Especially if you’re the kind of person who isn’t a typical gamer and shies away from typical boardgames because they’re full of status competition and being mean to other people. Those people’s values are removed from that, so even in abstract form they don’t want to do it. Let alone in a thematic sense. This is why it was a misstep, I feel, for Bloc by Bloc, a game aimed at people interested in social change, to have hidden goals and betrayal mechanism, because social change people usually don’t like those mechanics because those mechanics go against their values. A much better idea is the full co-op of Rise Up (on kickstarter now).
And that’s the point: engagement peaks and great storytelling comes not when there’s a clash of values but when the values in the story connect with OUR values. Pandemic hits home with me a great deal because I work in public health and social change; ditto Freedom. Much more so than Robinson Crusoe, with its similar mechanics. But mechanics have values attached to them as well, which is why I – being a squishy sentimental wolly-headed bleeding heart – play collaborative games almost exclusively.

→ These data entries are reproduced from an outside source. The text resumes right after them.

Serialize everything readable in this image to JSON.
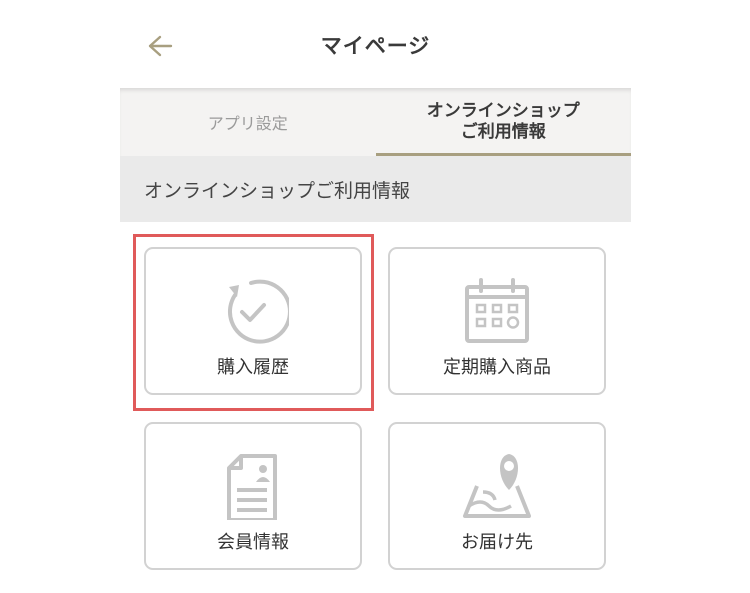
{
  "header": {
    "title": "マイページ",
    "back_icon": "arrow-left-icon"
  },
  "tabs": [
    {
      "label_lines": [
        "アプリ設定"
      ],
      "active": false
    },
    {
      "label_lines": [
        "オンラインショップ",
        "ご利用情報"
      ],
      "active": true
    }
  ],
  "section": {
    "title": "オンラインショップご利用情報"
  },
  "menu": [
    {
      "label": "購入履歴",
      "icon": "refresh-check-icon",
      "highlighted": true
    },
    {
      "label": "定期購入商品",
      "icon": "calendar-icon",
      "highlighted": false
    },
    {
      "label": "会員情報",
      "icon": "member-document-icon",
      "highlighted": false
    },
    {
      "label": "お届け先",
      "icon": "map-pin-icon",
      "highlighted": false
    }
  ],
  "colors": {
    "accent": "#a89f80",
    "highlight": "#e05a5a",
    "icon_gray": "#c4c4c4",
    "section_bg": "#eaeaea",
    "tabs_bg": "#f4f3f2"
  }
}
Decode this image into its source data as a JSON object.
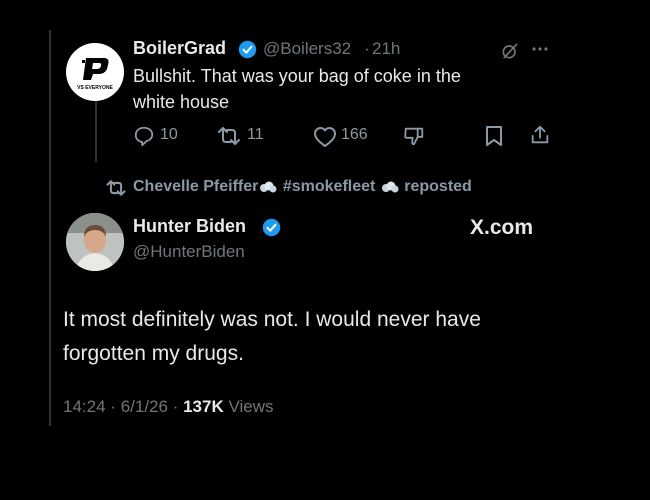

Understanding the values your game expresses, in its mechanics and its theme, will tell you what kind of people will want to play your game. And more importantly, who will NOT want to play your game. Or how to expand it or tweak it or reposition it to get in touch with different values in different players. Abstract games are good like that, you can make cubes mean anything you want. So are game variants to suit different mechanical values, or different victory conditions (your business might be richer but my building is taller). And trying to tap into people’s values, to what they personally care about, is a great way to sell games. People like kittens, which is why Exploding Kittens did so well. I used to pitch Guillotine to people by saying “it lets you kill annoying French people”. Because “being annoyed by the French” is a value. Other times I’ve pitched it as “it lets you lead the glorious revolution against the aristo scum” – to socialist types who have that value. Because people think in values, not in logic or reason.
If you’re making your own games, think about what you value. If you’re making RPG characters and want them involved in the adventure, find ways to tag in your own personal values into them – and be careful not to ever tag your values in ways that would compromise going on adventures. A pacifist character who gets dragged into a dungeon crawl is NOT going to be fun if you’re an actual pacifist. On the other hand, a game of something about clashing agendas like Hillfolk, Smallville or Prime Time Adventures might be a great place to tag that agenda into a character, to make those struggles hit home as they reflect your own.
I personally struggle with value clashes all the time, and am constantly curious about how they intersect with social change, politics and psychology. So much so I wrote an RPG about it. Two of them, actually. One very recently called It Is Forbidden, which is about the cultural clash aspect, which was available through the crowdfunding only. And another long long ago called Walk the Line, a Firefly/Serenity emulator where the whole basis of the game was swinging between your own conflicting values. Very very old Steve fans might remember it and expected it to never see the light of day, but it’s here now. What can I say: fulfilling promises and pleasing fans, those are BIG values to me.